Take the 2-minute tour ×
Stack Overflow is a question and answer site for professional and enthusiast programmers. It's 100% free.

I wrote the following script to change the color of the shell depending on which host I'm trying to connect to. And, although it works, I'm wondering if there's a better way to do things? Specifically, is there a more cross-shell way of changing the prompt color? Also, is there a better approach to applying a regex to the host name (outside of grep/ack)?

Either case, here's the code:

function ssh() {

    #save all args (makes it easier to pass to ssh later)
    local all_args=$*

    #save path to ssh exec in current $PATH
    local ssh_path=$(which ssh)

    # host is second to last arg. see ssh -h
    local host=${@:(-2):1}


    #### color codes for tput ####
    # setaf=foreground, setab=background
    # 0 Black
    # 1 Red
    # 2 Green
    # 3 Yellow
    # 4 Blue
    # 5 Magenta
    # 6 Cyan
    # 7 White
    # sgr0 reset
    ##############################

    #### Or if you're on a Mac ####
    # you can use an AppleScript to
    # change to a different Terminal
    # setting. I use Pro (white/black)
    # by default, but jump to a custom
    # one called 'mpowell-md' which
    # is a shade of red when connecting
    # to mpowell-md
    ###############################

    case $host in

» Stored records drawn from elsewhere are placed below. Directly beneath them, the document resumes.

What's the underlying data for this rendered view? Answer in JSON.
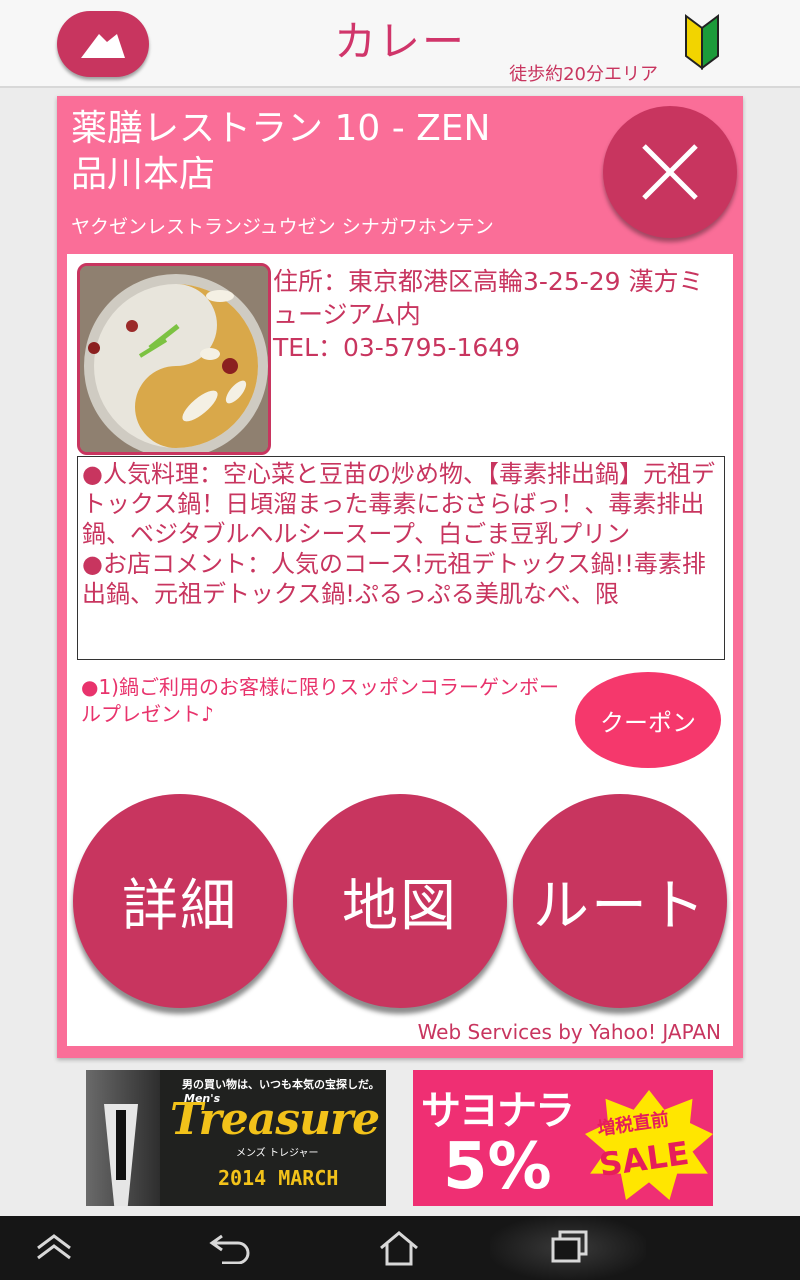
{
  "header": {
    "title": "カレー",
    "area": "徒歩約20分エリア",
    "back_icon": "back-arrow-icon",
    "beginner_icon": "beginner-mark-icon"
  },
  "shop": {
    "name_line1": "薬膳レストラン 10 - ZEN",
    "name_line2": "品川本店",
    "kana": "ヤクゼンレストランジュウゼン シナガワホンテン",
    "address": "住所：東京都港区高輪3-25-29 漢方ミュージアム内",
    "tel": "TEL：03-5795-1649",
    "description": "●人気料理：空心菜と豆苗の炒め物、【毒素排出鍋】元祖デトックス鍋！日頃溜まった毒素におさらばっ！、毒素排出鍋、ベジタブルヘルシースープ、白ごま豆乳プリン\n●お店コメント：人気のコース!元祖デトックス鍋!!毒素排出鍋、元祖デトックス鍋!ぷるっぷる美肌なべ、限",
    "coupon_text": "●1)鍋ご利用のお客様に限りスッポンコラーゲンボールプレゼント♪",
    "coupon_button": "クーポン",
    "credit": "Web Services by Yahoo! JAPAN"
  },
  "actions": {
    "detail": "詳細",
    "map": "地図",
    "route": "ルート"
  },
  "banners": {
    "treasure": {
      "tagline": "男の買い物は、いつも本気の宝探しだ。",
      "mens": "Men's",
      "title": "Treasure",
      "kana": "メンズ トレジャー",
      "date": "2014 MARCH"
    },
    "sale": {
      "title": "サヨナラ",
      "percent": "5%",
      "badge_top": "増税直前",
      "badge_sale": "SALE"
    }
  },
  "colors": {
    "accent": "#c8355f",
    "card": "#fa6e98",
    "title": "#d0356a"
  }
}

            # can use basic regex here
            *mpowell\-md*)
                    # osascript -e "tell application \"Terminal\" to set current settings of first window to settings set named \"mpowell-md\""
                    tput setaf 1;#red
            ;;

            # default case
            *)
                    # could default to setting it back to Pro, etc...
                    # osascript -e "tell application \"Terminal\" to set current settings of first window to settings set named \"Pro\""
            ;;
    esac

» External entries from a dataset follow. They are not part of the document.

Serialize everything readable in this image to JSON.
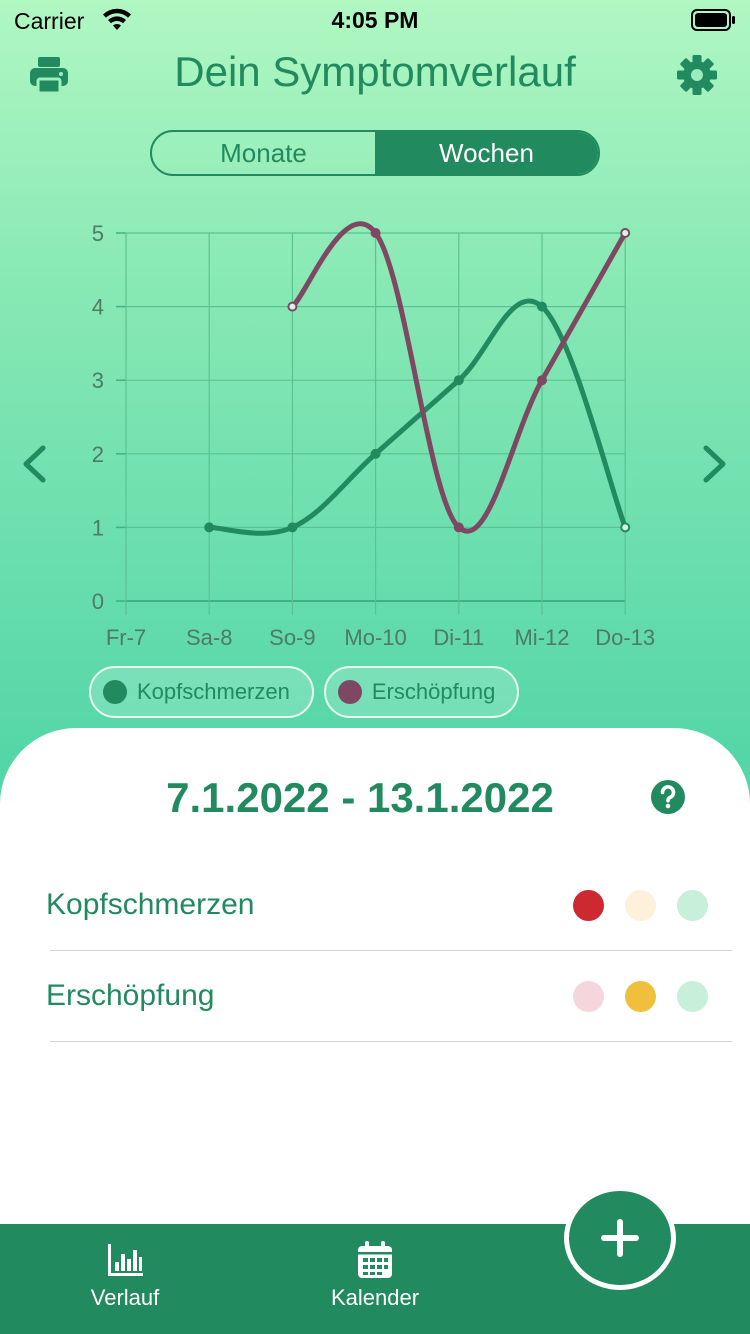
{
  "status_bar": {
    "carrier": "Carrier",
    "time": "4:05 PM"
  },
  "header": {
    "title": "Dein Symptomverlauf",
    "print_icon": "printer-icon",
    "settings_icon": "gear-icon"
  },
  "segment": {
    "options": [
      "Monate",
      "Wochen"
    ],
    "selected": "Wochen"
  },
  "chart_data": {
    "type": "line",
    "categories": [
      "Fr-7",
      "Sa-8",
      "So-9",
      "Mo-10",
      "Di-11",
      "Mi-12",
      "Do-13"
    ],
    "ylim": [
      0,
      5
    ],
    "yticks": [
      0,
      1,
      2,
      3,
      4,
      5
    ],
    "grid": true,
    "series": [
      {
        "name": "Kopfschmerzen",
        "color": "#218a5e",
        "values": [
          null,
          1,
          1,
          2,
          3,
          4,
          1
        ]
      },
      {
        "name": "Erschöpfung",
        "color": "#7e4862",
        "values": [
          null,
          null,
          4,
          5,
          1,
          3,
          5
        ]
      }
    ]
  },
  "legend": [
    {
      "label": "Kopfschmerzen",
      "color": "#218a5e"
    },
    {
      "label": "Erschöpfung",
      "color": "#7e4862"
    }
  ],
  "summary": {
    "date_range": "7.1.2022 - 13.1.2022",
    "help_icon": "help-circle-icon",
    "symptoms": [
      {
        "name": "Kopfschmerzen",
        "dots": [
          "#cc2a30",
          "#fdf1dc",
          "#c8efd9"
        ]
      },
      {
        "name": "Erschöpfung",
        "dots": [
          "#f5d6dc",
          "#f0bf3c",
          "#c8efd9"
        ]
      }
    ]
  },
  "tabs": [
    {
      "label": "Verlauf",
      "icon": "bar-chart-icon"
    },
    {
      "label": "Kalender",
      "icon": "calendar-icon"
    }
  ],
  "fab": {
    "icon": "plus-icon"
  },
  "colors": {
    "primary": "#218a5e",
    "secondary": "#7e4862"
  }
}
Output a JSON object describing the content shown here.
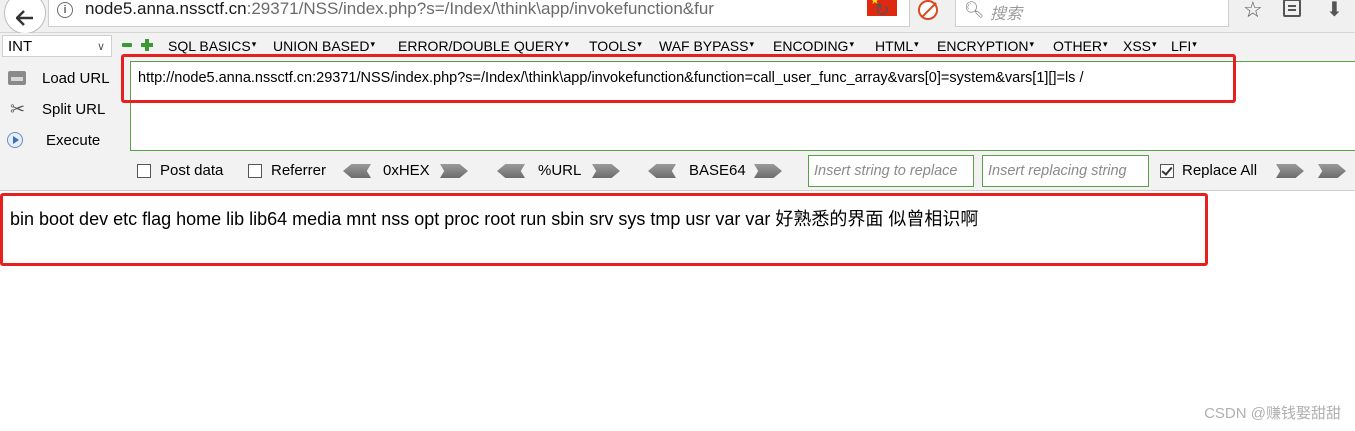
{
  "browser": {
    "url": "node5.anna.nssctf.cn:29371/NSS/index.php?s=/Index/\\think\\app/invokefunction&fur",
    "url_host": "node5.anna.nssctf.cn",
    "url_rest": ":29371/NSS/index.php?s=/Index/\\think\\app/invokefunction&fur",
    "search_placeholder": "搜索",
    "icons": [
      "back-arrow-icon",
      "info-icon",
      "flag-icon",
      "reload-icon",
      "block-icon",
      "search-icon",
      "star-icon",
      "library-icon",
      "download-icon"
    ]
  },
  "hackbar": {
    "select_value": "INT",
    "menus": [
      "SQL BASICS",
      "UNION BASED",
      "ERROR/DOUBLE QUERY",
      "TOOLS",
      "WAF BYPASS",
      "ENCODING",
      "HTML",
      "ENCRYPTION",
      "OTHER",
      "XSS",
      "LFI"
    ],
    "actions": {
      "load_url": "Load URL",
      "split_url": "Split URL",
      "execute": "Execute"
    },
    "url_value": "http://node5.anna.nssctf.cn:29371/NSS/index.php?s=/Index/\\think\\app/invokefunction&function=call_user_func_array&vars[0]=system&vars[1][]=ls /",
    "options": {
      "post_data": "Post data",
      "referrer": "Referrer",
      "hex": "0xHEX",
      "url_enc": "%URL",
      "base64": "BASE64",
      "replace_placeholder": "Insert string to replace",
      "replacing_placeholder": "Insert replacing string",
      "replace_all": "Replace All"
    },
    "replace_all_checked": true,
    "post_data_checked": false,
    "referrer_checked": false,
    "accent_color": "#5aa04a",
    "highlight_color": "#e61f1f"
  },
  "page": {
    "output": "bin boot dev etc flag home lib lib64 media mnt nss opt proc root run sbin srv sys tmp usr var var 好熟悉的界面 似曾相识啊",
    "watermark": "CSDN @赚钱娶甜甜"
  }
}
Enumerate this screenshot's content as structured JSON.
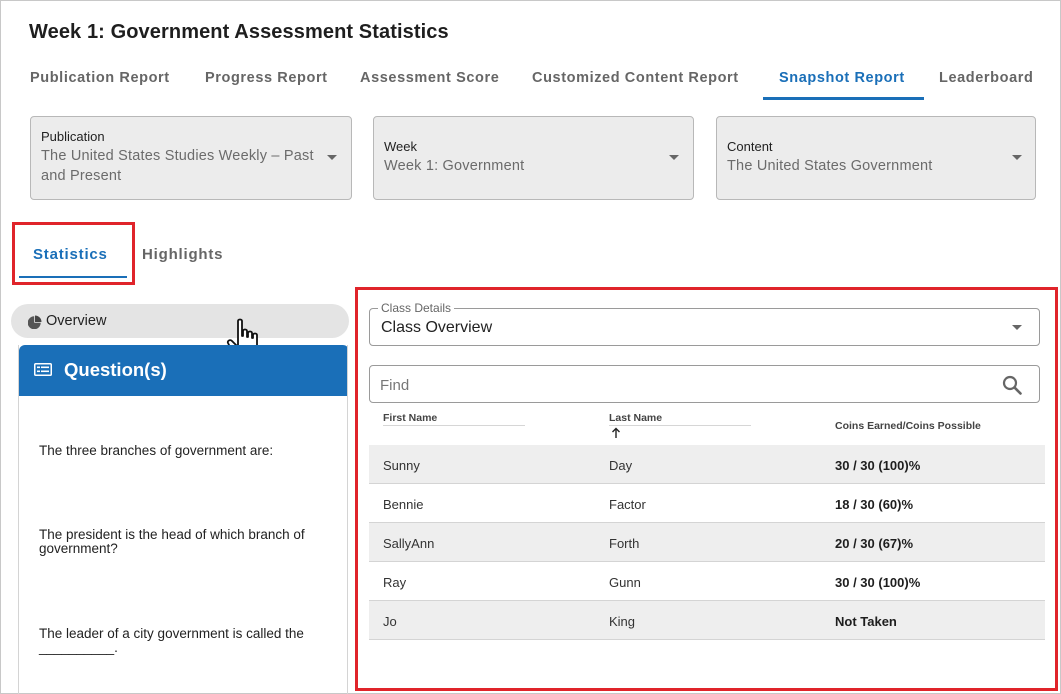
{
  "page": {
    "title": "Week 1: Government Assessment Statistics"
  },
  "report_tabs": [
    {
      "label": "Publication Report"
    },
    {
      "label": "Progress Report"
    },
    {
      "label": "Assessment Score"
    },
    {
      "label": "Customized Content Report"
    },
    {
      "label": "Snapshot Report",
      "active": true
    },
    {
      "label": "Leaderboard"
    }
  ],
  "filters": {
    "publication": {
      "label": "Publication",
      "value_line1": "The United States Studies Weekly – Past",
      "value_line2": "and Present"
    },
    "week": {
      "label": "Week",
      "value": "Week 1: Government"
    },
    "content": {
      "label": "Content",
      "value": "The United States Government"
    }
  },
  "sub_tabs": [
    {
      "label": "Statistics",
      "active": true
    },
    {
      "label": "Highlights"
    }
  ],
  "overview": {
    "label": "Overview",
    "icon": "pie-chart-icon"
  },
  "questions": {
    "header": "Question(s)",
    "icon": "document-list-icon",
    "items": [
      {
        "line1": "The three branches of government are:"
      },
      {
        "line1": "The president is the head of which branch of",
        "line2": "government?"
      },
      {
        "line1": "The leader of a city government is called the",
        "line2": "__________."
      }
    ]
  },
  "class_details": {
    "legend": "Class Details",
    "value": "Class Overview"
  },
  "search": {
    "placeholder": "Find",
    "icon": "search-icon"
  },
  "table": {
    "columns": [
      "First Name",
      "Last Name",
      "Coins Earned/Coins Possible"
    ],
    "sort": {
      "column": "Last Name",
      "direction": "ascending",
      "indicator": "↑"
    },
    "rows": [
      {
        "first": "Sunny",
        "last": "Day",
        "coins": "30 / 30 (100)%"
      },
      {
        "first": "Bennie",
        "last": "Factor",
        "coins": "18 / 30 (60)%"
      },
      {
        "first": "SallyAnn",
        "last": "Forth",
        "coins": "20 / 30 (67)%"
      },
      {
        "first": "Ray",
        "last": "Gunn",
        "coins": "30 / 30 (100)%"
      },
      {
        "first": "Jo",
        "last": "King",
        "coins": "Not Taken"
      }
    ]
  },
  "colors": {
    "accent": "#1a6fb8",
    "highlight": "#e0242a",
    "header_bg": "#1a6fb8"
  }
}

    #run and wait for ssh to finish
    eval "$ssh_path $all_args"


    tput sgr0;#reset
    #osascript -e "tell application \"Terminal\" to set current settings of first window to settings set named \"Pro\""
}

Let me know what you think, and thanks!

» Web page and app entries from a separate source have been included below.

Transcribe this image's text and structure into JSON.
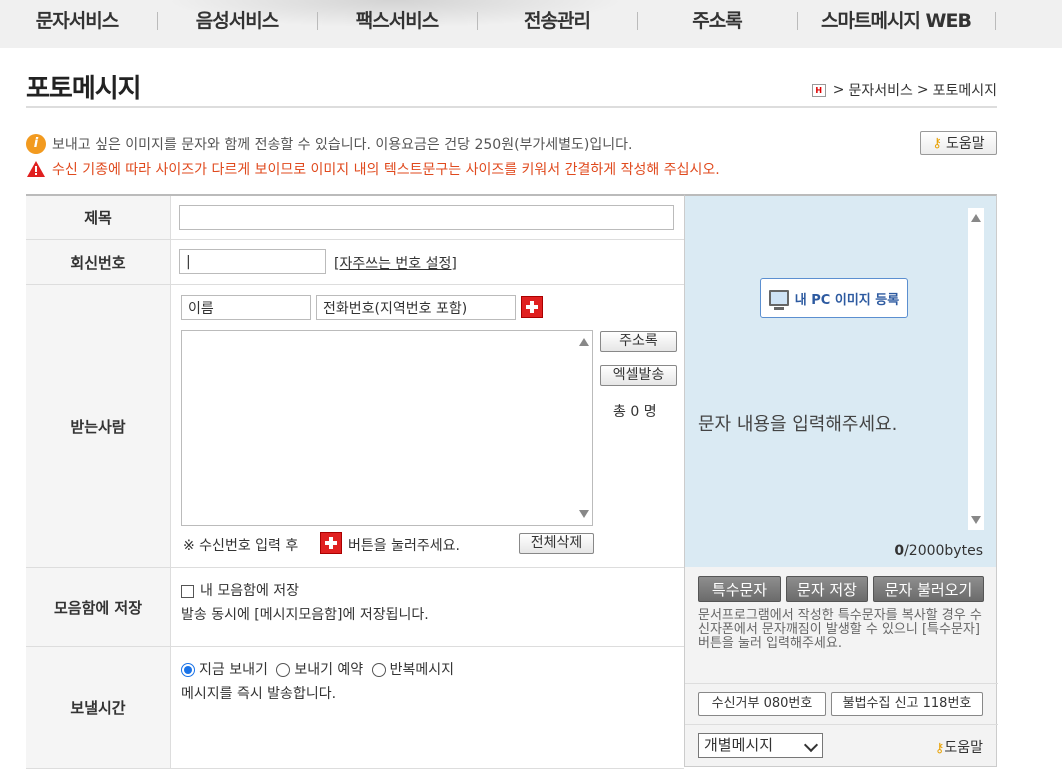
{
  "nav": {
    "items": [
      "문자서비스",
      "음성서비스",
      "팩스서비스",
      "전송관리",
      "주소록",
      "스마트메시지 WEB"
    ]
  },
  "page": {
    "title": "포토메시지",
    "breadcrumb": [
      "문자서비스",
      "포토메시지"
    ],
    "breadcrumb_sep": ">"
  },
  "info": {
    "line1": "보내고 싶은 이미지를 문자와 함께 전송할 수 있습니다. 이용요금은 건당 250원(부가세별도)입니다.",
    "line2": "수신 기종에 따라 사이즈가 다르게 보이므로 이미지 내의 텍스트문구는 사이즈를 키워서 간결하게 작성해 주십시오.",
    "help_label": "도움말"
  },
  "form": {
    "subject_label": "제목",
    "subject_value": "",
    "reply_label": "회신번호",
    "reply_value": "|",
    "reply_link": "[자주쓰는 번호 설정]",
    "recipient_label": "받는사람",
    "name_placeholder": "이름",
    "phone_placeholder": "전화번호(지역번호 포함)",
    "addressbook_btn": "주소록",
    "excel_btn": "엑셀발송",
    "total_count": "총 0 명",
    "hint_prefix": "※ 수신번호 입력 후",
    "hint_suffix": "버튼을 눌러주세요.",
    "delete_all_btn": "전체삭제",
    "save_label": "모음함에 저장",
    "save_checkbox": "내 모음함에 저장",
    "save_desc": "발송 동시에 [메시지모음함]에 저장됩니다.",
    "send_time_label": "보낼시간",
    "send_options": [
      "지금 보내기",
      "보내기 예약",
      "반복메시지"
    ],
    "send_selected": 0,
    "send_desc": "메시지를 즉시 발송합니다."
  },
  "preview": {
    "pc_button": "내 PC 이미지 등록",
    "placeholder": "문자 내용을 입력해주세요.",
    "bytes_current": "0",
    "bytes_suffix": "/2000bytes"
  },
  "tools": {
    "buttons": [
      "특수문자",
      "문자 저장",
      "문자 불러오기"
    ],
    "desc": "문서프로그램에서 작성한 특수문자를 복사할 경우 수신자폰에서 문자깨짐이 발생할 수 있으니 [특수문자] 버튼을 눌러 입력해주세요.",
    "reject_btn": "수신거부 080번호",
    "report_btn": "불법수집 신고 118번호",
    "select_value": "개별메시지",
    "help_label": "도움말"
  }
}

- Matt

share|improve this question
    
I've read something about using PS1 to change the color as well, but, admittedly don't fully understand exactly what it's changing, how it relates to tput, and how cross-shell it is. cyberciti.biz/faq/… –  Matt P May 7 '11 at 18:45
    
You can indeed use color escape codes in PS1 to change the color of the prompt itself, but changing the color of the whole terminal is a bit different. –  John Zwinck May 7 '11 at 19:04
    
I'm only looking for the color of something to change; whether that's the background, prompt, title bar, etc makes no difference. However, I'd like to have only 1 call and have that call work on as many shell's as possible. Would you recommend the PS1 route? –  Matt P May 7 '11 at 21:10
    
I would most certainly recommend the PS1 route. I use it myself, though not for exactly this purpose, and it has served me well for many years on Solaris, AIX, and a few Linux distros. –  John Zwinck May 8 '11 at 17:30

1 Answer 1

up vote 3 down vote accepted

PS1 works quite well as a relatively non invasive but prominent place to give a visual indicator on where you are. It also leaves the rest of the shell untouched which is important if you have colours active in the shell in other ways (like showing files of different types in different colours).

For example we apply this style to boxes & use different colours for prod, uat, stg, dev etc

e.g.

PS1="[\!]:[\w]\n[\u@\h] \[\033[1m\]\[\033[41m\] $SOME_VARIABLE \[\033[0m\] $ "

so this gives a 2 line prompt like

[501]:[/home/matt]
[matt@mybox] FOO $ 

where FOO has a solid red background (in this example).

PS1 is a sh (and variants) feature btw.

share|improve this answer
2  
And you can include SendEnv PS1=.... right in your ~/.ssh/config –  sehe May 7 '11 at 23:16
    
Thanks all, very helpful! –  Matt P May 8 '11 at 18:42

Your Answer

 
discard

By posting your answer, you agree to the privacy policy and terms of service.

Not the answer you're looking for? Browse other questions tagged or ask your own question.